Back home from London in the early hours of this morning and having left three men at home with a combined total age of 109, (and had the Tinker called round that would have upped to 194) you do wonder what may await the return. On occasion they can be like a pride of lions with some roaring boys mixed in, but all entirely capable so everything was fine and dandy in my absence but for the state of the kitchen floor, which none of them seem to notice though I am assured it was 'swept'. The Vileda and I have reclaimed that from oblivion now so all's well.
Firstly I have to say a huge thank you to Erica Wagner for those very special 'dovegreyreader asks...' replies which I think we are all agreed were something very special and a big thankyou to all of you for making Erica so welcome here.
Secondly a Happy Thanksgiving to all U.S. readers whether at home or abroad. I know from comments on here in years previous that this day means a lot to all of you wherever you are. A time for home and family and a raid on the turkey population a month before we embark on ours so I hope you all have a wonderful day.
London was everything I had planned and more, and thank you to London for not raining.
I try and walk as much as I can when I'm there, and the cold but dry weather made all that a real pleasure. You might be surprised at my train reading too because I splurged my Waterstone's card points on a copy of The Girl With the Dragon Tattoo by Stieg Larsson for the e reader. Never have I arrived at Paddington or back in Plymouth quite so fast, or so it seemed, and yes I kept switching it on at every available spare minute on the tube as well. For all that the book is dying and e readers are it, I didn't see another single one all the time I was there, just real books, lots of them.
You'll be pleased to know I took you to plenty of places in between the reading, The Threads of Feeling exhibition at the Foundling Museum, the V&A Museum of Childhood at Bethnal Green and The Wellcome Collection.
Then there was the invite ages ago from the Royal Society of Literature to attend an event there, and this I finally fulfilled on Monday evening. Susan Hill and Sarah Waters in conversation with Philip Hensher about writing ghost stories, and incidentally exciting news now made public today that Our Susan will be one of this year's Booker judges.

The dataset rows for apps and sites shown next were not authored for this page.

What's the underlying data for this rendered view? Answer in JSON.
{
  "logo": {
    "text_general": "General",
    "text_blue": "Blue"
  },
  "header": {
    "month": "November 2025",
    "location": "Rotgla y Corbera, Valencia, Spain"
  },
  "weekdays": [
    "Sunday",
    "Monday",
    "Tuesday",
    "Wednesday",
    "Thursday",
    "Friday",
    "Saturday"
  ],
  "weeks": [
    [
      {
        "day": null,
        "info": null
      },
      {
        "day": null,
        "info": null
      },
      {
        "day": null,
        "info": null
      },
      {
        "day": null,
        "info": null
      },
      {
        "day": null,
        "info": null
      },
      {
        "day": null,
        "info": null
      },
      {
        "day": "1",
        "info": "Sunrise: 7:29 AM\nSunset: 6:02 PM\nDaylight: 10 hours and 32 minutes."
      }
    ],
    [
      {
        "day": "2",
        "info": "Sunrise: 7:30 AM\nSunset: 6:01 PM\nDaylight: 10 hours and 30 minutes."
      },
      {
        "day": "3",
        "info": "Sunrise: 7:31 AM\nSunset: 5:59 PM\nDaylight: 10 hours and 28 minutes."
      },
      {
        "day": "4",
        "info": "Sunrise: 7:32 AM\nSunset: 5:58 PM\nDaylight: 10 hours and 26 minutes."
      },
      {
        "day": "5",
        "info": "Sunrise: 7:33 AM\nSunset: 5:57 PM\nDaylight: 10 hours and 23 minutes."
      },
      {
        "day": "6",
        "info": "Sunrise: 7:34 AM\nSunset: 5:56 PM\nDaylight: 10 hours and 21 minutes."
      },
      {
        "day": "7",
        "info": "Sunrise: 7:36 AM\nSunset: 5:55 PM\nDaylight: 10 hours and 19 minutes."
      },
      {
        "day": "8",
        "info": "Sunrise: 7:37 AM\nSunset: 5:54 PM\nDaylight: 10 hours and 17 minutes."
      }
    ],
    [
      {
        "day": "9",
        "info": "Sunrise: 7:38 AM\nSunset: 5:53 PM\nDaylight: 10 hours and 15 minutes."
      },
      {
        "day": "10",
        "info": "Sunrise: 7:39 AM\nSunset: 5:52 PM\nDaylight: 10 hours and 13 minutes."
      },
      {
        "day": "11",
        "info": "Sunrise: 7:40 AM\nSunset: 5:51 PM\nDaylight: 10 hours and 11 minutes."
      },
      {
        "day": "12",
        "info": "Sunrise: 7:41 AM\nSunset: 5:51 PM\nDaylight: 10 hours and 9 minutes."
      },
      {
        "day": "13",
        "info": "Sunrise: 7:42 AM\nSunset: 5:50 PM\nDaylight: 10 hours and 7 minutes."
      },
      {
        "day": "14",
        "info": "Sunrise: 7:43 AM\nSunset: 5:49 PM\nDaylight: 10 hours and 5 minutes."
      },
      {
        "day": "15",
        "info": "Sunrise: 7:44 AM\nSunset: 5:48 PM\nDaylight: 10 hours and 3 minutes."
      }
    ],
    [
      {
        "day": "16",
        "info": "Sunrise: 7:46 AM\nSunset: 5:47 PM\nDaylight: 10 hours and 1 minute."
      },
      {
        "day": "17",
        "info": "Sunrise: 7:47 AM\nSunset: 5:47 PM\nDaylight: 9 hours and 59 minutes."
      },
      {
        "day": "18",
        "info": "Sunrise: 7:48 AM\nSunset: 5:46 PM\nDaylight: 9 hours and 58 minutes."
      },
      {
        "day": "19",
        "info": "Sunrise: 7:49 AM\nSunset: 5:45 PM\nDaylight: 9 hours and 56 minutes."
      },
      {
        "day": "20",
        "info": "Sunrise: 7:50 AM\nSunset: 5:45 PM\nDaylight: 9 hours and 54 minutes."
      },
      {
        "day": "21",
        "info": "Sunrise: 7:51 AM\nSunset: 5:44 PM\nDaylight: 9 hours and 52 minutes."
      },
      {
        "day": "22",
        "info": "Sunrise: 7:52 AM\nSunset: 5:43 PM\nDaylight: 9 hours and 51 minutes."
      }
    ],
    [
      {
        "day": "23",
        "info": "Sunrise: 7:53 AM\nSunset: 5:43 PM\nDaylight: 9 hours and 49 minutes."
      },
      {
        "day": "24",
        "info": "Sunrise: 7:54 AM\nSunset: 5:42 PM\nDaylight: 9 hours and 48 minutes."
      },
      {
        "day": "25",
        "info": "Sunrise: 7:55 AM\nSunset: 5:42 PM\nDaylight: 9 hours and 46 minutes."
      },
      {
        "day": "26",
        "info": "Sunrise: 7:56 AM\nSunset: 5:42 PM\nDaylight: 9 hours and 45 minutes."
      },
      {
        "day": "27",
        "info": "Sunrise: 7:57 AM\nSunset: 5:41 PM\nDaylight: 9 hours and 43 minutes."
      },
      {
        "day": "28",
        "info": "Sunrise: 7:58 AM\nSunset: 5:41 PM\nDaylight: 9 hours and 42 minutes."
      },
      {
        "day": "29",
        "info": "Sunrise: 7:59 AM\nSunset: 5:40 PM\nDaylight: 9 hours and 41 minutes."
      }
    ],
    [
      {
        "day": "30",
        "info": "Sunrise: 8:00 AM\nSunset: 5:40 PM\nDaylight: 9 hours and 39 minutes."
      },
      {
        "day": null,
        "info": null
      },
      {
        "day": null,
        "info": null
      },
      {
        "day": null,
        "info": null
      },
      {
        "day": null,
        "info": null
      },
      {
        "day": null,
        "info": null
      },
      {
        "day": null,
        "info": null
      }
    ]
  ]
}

The Persephone Lecture this year was given by David Kynaston, author of Austerity Britain and Family Britain, and with his emphasis on the importance of womens' diaries in his research I left to catch my train last night feeling inspired all over again to write one. It would seem that the ordinariness of what many women shared in their diaries provided much of the important information required for social history research, the day to dayness of lives recorded matters a great deal.
I was also fortunate enough to meet with Matthew Hollis the author of Now All Roads Lead to France, the Last Years of Edward Thomas, to be published by Faber in August 2011 and I'm very grateful to Matthew for sparing the time to talk to me. Me new to the life of Edward Thomas and with those half-formed largely half-baked ideas shaping up into questions, Matthew sharing the details of his research and news of a book I am very much looking forward to.
And then there was War Horse.
Well what can I say? I emerged a gushing heap and it was good to meet up afterwards with fellow litblogger Will Rycroft, who currently plays Major Stewart in the production and I had to stand at the stage door and everything. How grown up was that being out on my own in London at 11.30pm.
Then as if that wasn't all enough excitement for three days, I also met up with Justine Picardie in Hampstead for a yarn and a stroll around some literary corners including paying homage at the grave of Penelope Fitzgerald which I had been wanting to visit for ages.
Not a word more, I'll be sharing it all over the next few days and weeks.